Items listed in a dataset
= = =
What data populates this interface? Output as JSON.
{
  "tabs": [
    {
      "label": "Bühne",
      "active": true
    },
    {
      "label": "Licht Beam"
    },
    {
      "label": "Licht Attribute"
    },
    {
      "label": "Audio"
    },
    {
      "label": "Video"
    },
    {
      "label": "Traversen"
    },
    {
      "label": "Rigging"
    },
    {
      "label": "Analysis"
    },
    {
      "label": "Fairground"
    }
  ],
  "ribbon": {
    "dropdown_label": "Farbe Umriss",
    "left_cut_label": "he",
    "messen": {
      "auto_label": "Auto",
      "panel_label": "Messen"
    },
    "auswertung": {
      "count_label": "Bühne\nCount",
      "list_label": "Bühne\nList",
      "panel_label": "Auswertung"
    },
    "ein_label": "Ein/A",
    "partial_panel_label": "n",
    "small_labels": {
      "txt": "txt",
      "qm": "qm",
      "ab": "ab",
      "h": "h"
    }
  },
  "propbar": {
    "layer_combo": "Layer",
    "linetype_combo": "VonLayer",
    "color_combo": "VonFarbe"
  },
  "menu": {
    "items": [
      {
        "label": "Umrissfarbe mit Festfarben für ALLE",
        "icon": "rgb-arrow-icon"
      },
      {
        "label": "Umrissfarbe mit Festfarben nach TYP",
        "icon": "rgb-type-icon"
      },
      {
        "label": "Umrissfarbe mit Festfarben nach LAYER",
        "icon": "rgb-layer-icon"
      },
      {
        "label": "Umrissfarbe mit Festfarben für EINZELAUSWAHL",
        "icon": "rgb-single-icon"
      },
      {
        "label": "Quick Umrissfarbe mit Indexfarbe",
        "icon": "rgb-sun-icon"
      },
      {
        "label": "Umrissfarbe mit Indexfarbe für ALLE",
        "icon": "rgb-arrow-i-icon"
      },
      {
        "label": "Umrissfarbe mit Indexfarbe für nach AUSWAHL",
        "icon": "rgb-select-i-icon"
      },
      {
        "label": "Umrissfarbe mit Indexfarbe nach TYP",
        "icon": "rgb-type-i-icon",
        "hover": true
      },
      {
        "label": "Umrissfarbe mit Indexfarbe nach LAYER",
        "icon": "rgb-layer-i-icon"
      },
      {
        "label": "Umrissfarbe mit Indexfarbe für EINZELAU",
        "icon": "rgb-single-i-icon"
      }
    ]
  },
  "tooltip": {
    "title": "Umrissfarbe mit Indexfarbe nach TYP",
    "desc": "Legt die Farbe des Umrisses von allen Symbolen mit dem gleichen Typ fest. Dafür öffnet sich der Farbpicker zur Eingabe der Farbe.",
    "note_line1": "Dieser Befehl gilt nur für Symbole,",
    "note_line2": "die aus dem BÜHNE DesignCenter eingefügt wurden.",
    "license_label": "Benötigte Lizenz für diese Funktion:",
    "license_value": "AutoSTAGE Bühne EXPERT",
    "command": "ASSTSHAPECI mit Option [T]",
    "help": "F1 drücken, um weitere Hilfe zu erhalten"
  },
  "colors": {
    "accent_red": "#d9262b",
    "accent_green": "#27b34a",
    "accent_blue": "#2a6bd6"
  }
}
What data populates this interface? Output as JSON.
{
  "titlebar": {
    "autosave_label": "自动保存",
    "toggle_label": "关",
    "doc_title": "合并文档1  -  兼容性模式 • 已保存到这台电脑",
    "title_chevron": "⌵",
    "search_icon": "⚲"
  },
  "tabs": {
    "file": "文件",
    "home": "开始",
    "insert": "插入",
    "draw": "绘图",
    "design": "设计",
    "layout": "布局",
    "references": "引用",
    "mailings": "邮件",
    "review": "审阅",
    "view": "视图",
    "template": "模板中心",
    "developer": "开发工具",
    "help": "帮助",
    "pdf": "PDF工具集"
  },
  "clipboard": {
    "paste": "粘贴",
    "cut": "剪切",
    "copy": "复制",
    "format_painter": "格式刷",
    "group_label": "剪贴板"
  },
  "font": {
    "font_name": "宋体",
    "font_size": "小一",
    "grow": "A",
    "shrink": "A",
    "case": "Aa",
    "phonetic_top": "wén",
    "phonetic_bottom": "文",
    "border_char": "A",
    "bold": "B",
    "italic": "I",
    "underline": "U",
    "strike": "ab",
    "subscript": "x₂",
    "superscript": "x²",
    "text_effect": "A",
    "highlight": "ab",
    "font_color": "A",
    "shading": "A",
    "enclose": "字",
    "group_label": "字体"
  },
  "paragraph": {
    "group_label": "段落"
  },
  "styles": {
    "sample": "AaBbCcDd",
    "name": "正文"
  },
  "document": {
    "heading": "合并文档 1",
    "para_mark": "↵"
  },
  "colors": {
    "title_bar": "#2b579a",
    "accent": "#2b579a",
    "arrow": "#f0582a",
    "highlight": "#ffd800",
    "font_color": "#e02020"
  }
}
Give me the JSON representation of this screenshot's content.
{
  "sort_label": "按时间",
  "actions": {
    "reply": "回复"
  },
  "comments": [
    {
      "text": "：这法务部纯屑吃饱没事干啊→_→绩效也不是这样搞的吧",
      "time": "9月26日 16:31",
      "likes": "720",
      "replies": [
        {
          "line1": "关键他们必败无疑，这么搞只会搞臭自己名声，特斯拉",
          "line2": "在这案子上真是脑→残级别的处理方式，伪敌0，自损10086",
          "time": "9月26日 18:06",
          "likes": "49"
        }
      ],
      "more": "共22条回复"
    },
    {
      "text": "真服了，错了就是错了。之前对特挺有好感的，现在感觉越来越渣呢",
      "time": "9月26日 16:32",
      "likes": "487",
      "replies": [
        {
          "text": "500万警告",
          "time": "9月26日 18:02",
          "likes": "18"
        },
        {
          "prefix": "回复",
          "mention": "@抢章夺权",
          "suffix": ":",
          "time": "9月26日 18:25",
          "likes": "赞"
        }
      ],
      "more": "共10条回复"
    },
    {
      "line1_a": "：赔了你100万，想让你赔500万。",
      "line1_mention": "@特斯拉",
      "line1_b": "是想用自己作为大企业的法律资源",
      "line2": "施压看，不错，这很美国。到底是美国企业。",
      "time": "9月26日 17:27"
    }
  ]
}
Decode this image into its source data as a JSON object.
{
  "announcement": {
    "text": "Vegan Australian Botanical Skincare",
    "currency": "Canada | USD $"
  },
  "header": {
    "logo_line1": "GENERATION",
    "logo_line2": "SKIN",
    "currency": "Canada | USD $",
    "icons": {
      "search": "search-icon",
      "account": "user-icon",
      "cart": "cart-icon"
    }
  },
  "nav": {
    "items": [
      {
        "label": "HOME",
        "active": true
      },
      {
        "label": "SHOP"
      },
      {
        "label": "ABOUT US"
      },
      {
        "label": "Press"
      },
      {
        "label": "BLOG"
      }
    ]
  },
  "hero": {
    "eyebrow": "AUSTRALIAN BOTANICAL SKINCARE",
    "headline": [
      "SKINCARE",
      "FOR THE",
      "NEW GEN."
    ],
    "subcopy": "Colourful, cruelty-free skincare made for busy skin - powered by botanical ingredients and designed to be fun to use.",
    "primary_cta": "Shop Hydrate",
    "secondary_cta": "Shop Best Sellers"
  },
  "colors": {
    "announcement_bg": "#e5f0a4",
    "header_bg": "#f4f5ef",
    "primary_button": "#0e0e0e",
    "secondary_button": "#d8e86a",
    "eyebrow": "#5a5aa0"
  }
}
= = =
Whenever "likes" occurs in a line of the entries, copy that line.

Response to the task:
      "likes": "720",
          "likes": "49"
      "likes": "487",
          "likes": "18"
          "likes": "赞"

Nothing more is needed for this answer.